    IT0021, 2014, Access to Information

  56. Digital Citizenship

    IT0022, 2014, Capacity Building

  57. Transparency Portal

    IT0001, 2012, E-Government

  58. Better Regulatory Framework Against Corruption Within the Public Administration

    IT0002, 2012, Anti-Corruption

  59. Starred commitment Information System on the Status of Actions Falling Under the Unitary Regional Planning

    IT0003, 2012, E-Government

  60. Cost Measurement and Reduction

    IT0004, 2012, Public Participation

  61. How To... (Initiative to Promote Transparency on Public Authority’S Websites)

    IT0005, 2012, E-Government

  62. Quantitative and Qualitative Development of Relations with Citizens and PA Stakeholders

    IT0006, 2012, Legislation & Regulation

  63. Facilitate Publication and Reuse of Public Data

    IT0007, 2012, Legislation & Regulation

  64. Enhancing the National Open Data Portal (Www.Dati.Gov.It)
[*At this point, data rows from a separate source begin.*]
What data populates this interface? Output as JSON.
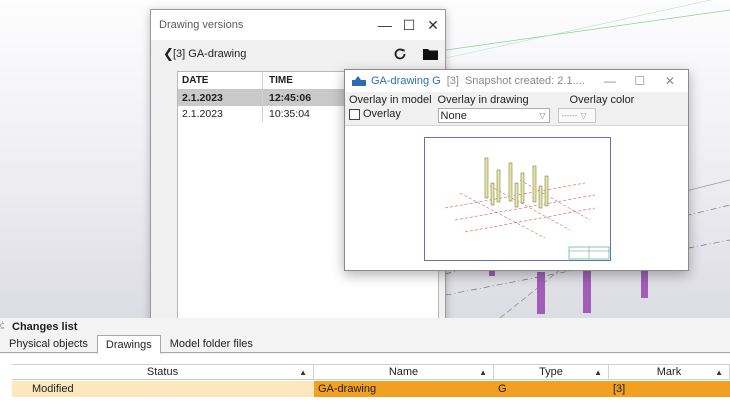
{
  "drawing_versions": {
    "title": "Drawing versions",
    "controls": {
      "minimize": "—",
      "maximize": "☐",
      "close": "✕"
    },
    "back": "❮",
    "drawing": "[3] GA-drawing",
    "refresh_icon": "refresh-icon",
    "folder_icon": "folder-icon",
    "columns": [
      "DATE",
      "TIME"
    ],
    "rows": [
      {
        "date": "2.1.2023",
        "time": "12:45:06",
        "selected": true
      },
      {
        "date": "2.1.2023",
        "time": "10:35:04",
        "selected": false
      }
    ]
  },
  "preview": {
    "title_name": "GA-drawing G",
    "title_mark": "[3]",
    "title_status": "Snapshot created: 2.1....",
    "controls": {
      "minimize": "—",
      "maximize": "☐",
      "close": "✕"
    },
    "overlay_model_label": "Overlay in model",
    "overlay_checkbox_label": "Overlay",
    "overlay_drawing_label": "Overlay in drawing",
    "overlay_drawing_value": "None",
    "overlay_color_label": "Overlay color",
    "overlay_color_value": "------",
    "dropdown_arrow": "▽"
  },
  "changes": {
    "title": "Changes list",
    "tabs": [
      "Physical objects",
      "Drawings",
      "Model folder files"
    ],
    "active_tab": "Drawings",
    "columns": [
      "Status",
      "Name",
      "Type",
      "Mark"
    ],
    "sort_glyph": "▲",
    "rows": [
      {
        "status": "Modified",
        "name": "GA-drawing",
        "type": "G",
        "mark": "[3]"
      }
    ]
  }
}
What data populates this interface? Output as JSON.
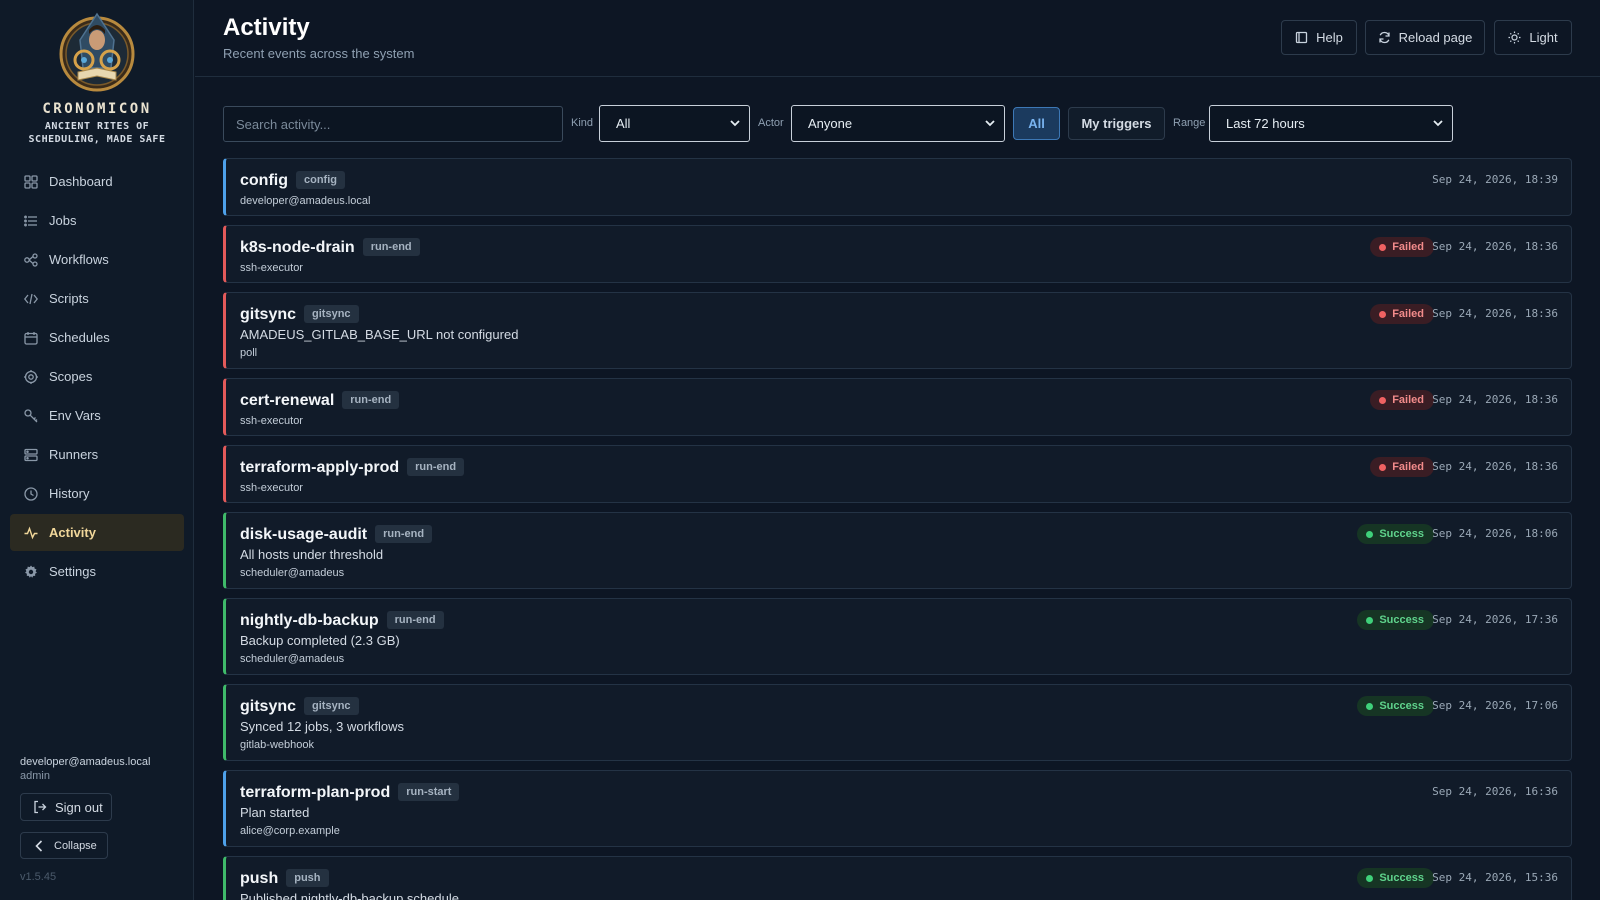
{
  "brand": {
    "name": "CRONOMICON",
    "tagline": "ANCIENT RITES OF SCHEDULING, MADE SAFE"
  },
  "sidebar": {
    "items": [
      {
        "label": "Dashboard",
        "icon": "dashboard-grid-icon",
        "active": false
      },
      {
        "label": "Jobs",
        "icon": "list-icon",
        "active": false
      },
      {
        "label": "Workflows",
        "icon": "workflow-icon",
        "active": false
      },
      {
        "label": "Scripts",
        "icon": "code-icon",
        "active": false
      },
      {
        "label": "Schedules",
        "icon": "calendar-icon",
        "active": false
      },
      {
        "label": "Scopes",
        "icon": "target-icon",
        "active": false
      },
      {
        "label": "Env Vars",
        "icon": "key-icon",
        "active": false
      },
      {
        "label": "Runners",
        "icon": "server-icon",
        "active": false
      },
      {
        "label": "History",
        "icon": "clock-icon",
        "active": false
      },
      {
        "label": "Activity",
        "icon": "activity-icon",
        "active": true
      },
      {
        "label": "Settings",
        "icon": "gear-icon",
        "active": false
      }
    ],
    "user_email": "developer@amadeus.local",
    "user_role": "admin",
    "sign_out_label": "Sign out",
    "collapse_label": "Collapse",
    "version": "v1.5.45"
  },
  "header": {
    "title": "Activity",
    "subtitle": "Recent events across the system",
    "help_label": "Help",
    "reload_label": "Reload page",
    "theme_label": "Light"
  },
  "filters": {
    "search_placeholder": "Search activity...",
    "kind_label": "Kind",
    "kind_value": "All",
    "actor_label": "Actor",
    "actor_value": "Anyone",
    "seg_all_label": "All",
    "seg_my_label": "My triggers",
    "range_label": "Range",
    "range_value": "Last 72 hours"
  },
  "events": [
    {
      "name": "config",
      "kind": "config",
      "message": "",
      "actor": "developer@amadeus.local",
      "status": "",
      "status_type": "info",
      "time": "Sep 24, 2026, 18:39"
    },
    {
      "name": "k8s-node-drain",
      "kind": "run-end",
      "message": "",
      "actor": "ssh-executor",
      "status": "Failed",
      "status_type": "failed",
      "time": "Sep 24, 2026, 18:36"
    },
    {
      "name": "gitsync",
      "kind": "gitsync",
      "message": "AMADEUS_GITLAB_BASE_URL not configured",
      "actor": "poll",
      "status": "Failed",
      "status_type": "failed",
      "time": "Sep 24, 2026, 18:36"
    },
    {
      "name": "cert-renewal",
      "kind": "run-end",
      "message": "",
      "actor": "ssh-executor",
      "status": "Failed",
      "status_type": "failed",
      "time": "Sep 24, 2026, 18:36"
    },
    {
      "name": "terraform-apply-prod",
      "kind": "run-end",
      "message": "",
      "actor": "ssh-executor",
      "status": "Failed",
      "status_type": "failed",
      "time": "Sep 24, 2026, 18:36"
    },
    {
      "name": "disk-usage-audit",
      "kind": "run-end",
      "message": "All hosts under threshold",
      "actor": "scheduler@amadeus",
      "status": "Success",
      "status_type": "success",
      "time": "Sep 24, 2026, 18:06"
    },
    {
      "name": "nightly-db-backup",
      "kind": "run-end",
      "message": "Backup completed (2.3 GB)",
      "actor": "scheduler@amadeus",
      "status": "Success",
      "status_type": "success",
      "time": "Sep 24, 2026, 17:36"
    },
    {
      "name": "gitsync",
      "kind": "gitsync",
      "message": "Synced 12 jobs, 3 workflows",
      "actor": "gitlab-webhook",
      "status": "Success",
      "status_type": "success",
      "time": "Sep 24, 2026, 17:06"
    },
    {
      "name": "terraform-plan-prod",
      "kind": "run-start",
      "message": "Plan started",
      "actor": "alice@corp.example",
      "status": "",
      "status_type": "info",
      "time": "Sep 24, 2026, 16:36"
    },
    {
      "name": "push",
      "kind": "push",
      "message": "Published nightly-db-backup schedule",
      "actor": "",
      "status": "Success",
      "status_type": "success",
      "time": "Sep 24, 2026, 15:36"
    }
  ],
  "colors": {
    "accent": "#4ea1ea",
    "failed": "#e25a5a",
    "success": "#3fba6a",
    "active_nav": "#f1d79a"
  }
}
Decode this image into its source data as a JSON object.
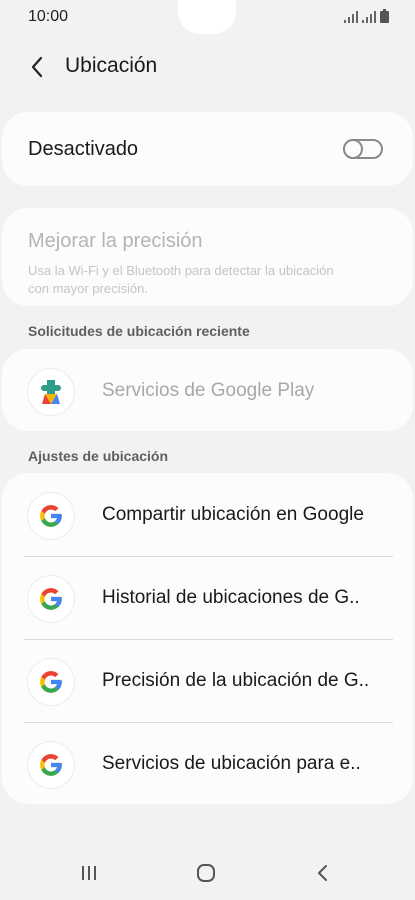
{
  "status_bar": {
    "time": "10:00"
  },
  "header": {
    "title": "Ubicación"
  },
  "location_toggle": {
    "label": "Desactivado",
    "state": "off"
  },
  "precision": {
    "title": "Mejorar la precisión",
    "description": "Usa la Wi-Fi y el Bluetooth para detectar la ubicación con mayor precisión."
  },
  "recent_requests": {
    "header": "Solicitudes de ubicación reciente",
    "items": [
      {
        "label": "Servicios de Google Play",
        "icon": "google-play-services-icon"
      }
    ]
  },
  "location_settings": {
    "header": "Ajustes de ubicación",
    "items": [
      {
        "label": "Compartir ubicación en Google",
        "icon": "google-icon"
      },
      {
        "label": "Historial de ubicaciones de G..",
        "icon": "google-icon"
      },
      {
        "label": "Precisión de la ubicación de G..",
        "icon": "google-icon"
      },
      {
        "label": "Servicios de ubicación para e..",
        "icon": "google-icon"
      }
    ]
  },
  "colors": {
    "background": "#f2f2f2",
    "card": "#fcfcfc",
    "disabled_text": "#b4b4b4",
    "google_blue": "#4285F4",
    "google_red": "#EA4335",
    "google_yellow": "#FBBC05",
    "google_green": "#34A853"
  }
}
    IT0008, 2012, Access to Information

  65. Promoting National Open Data Standards

    IT0009, 2012, Access to Information

  66. National Open Data Contest

    IT0010, 2012, Access to Information

  67. Preparation of the National Plan for Smart Communities

    IT0011, 2012, Local Commitments

  68. Public Consultation on New Policies and New Legislations

    IT0012, 2012, Public Participation

  69. Enhancing Participation and Collaboration in Territorial Innovative Actions

    IT0013, 2012, Local Commitments

  70. Opening up of New Areas for Public Service Development and Delivery

    IT0014, 2012,

  71. ICT Infrastructure Enhancement in Public Administrations

    IT0015, 2012, E-Government

  72. Cloud Computing Strategic Plan, Creation of PA Data Centres Within a Public-Private Partnership

    IT0016, 2012, E-Government

Open Government Partnership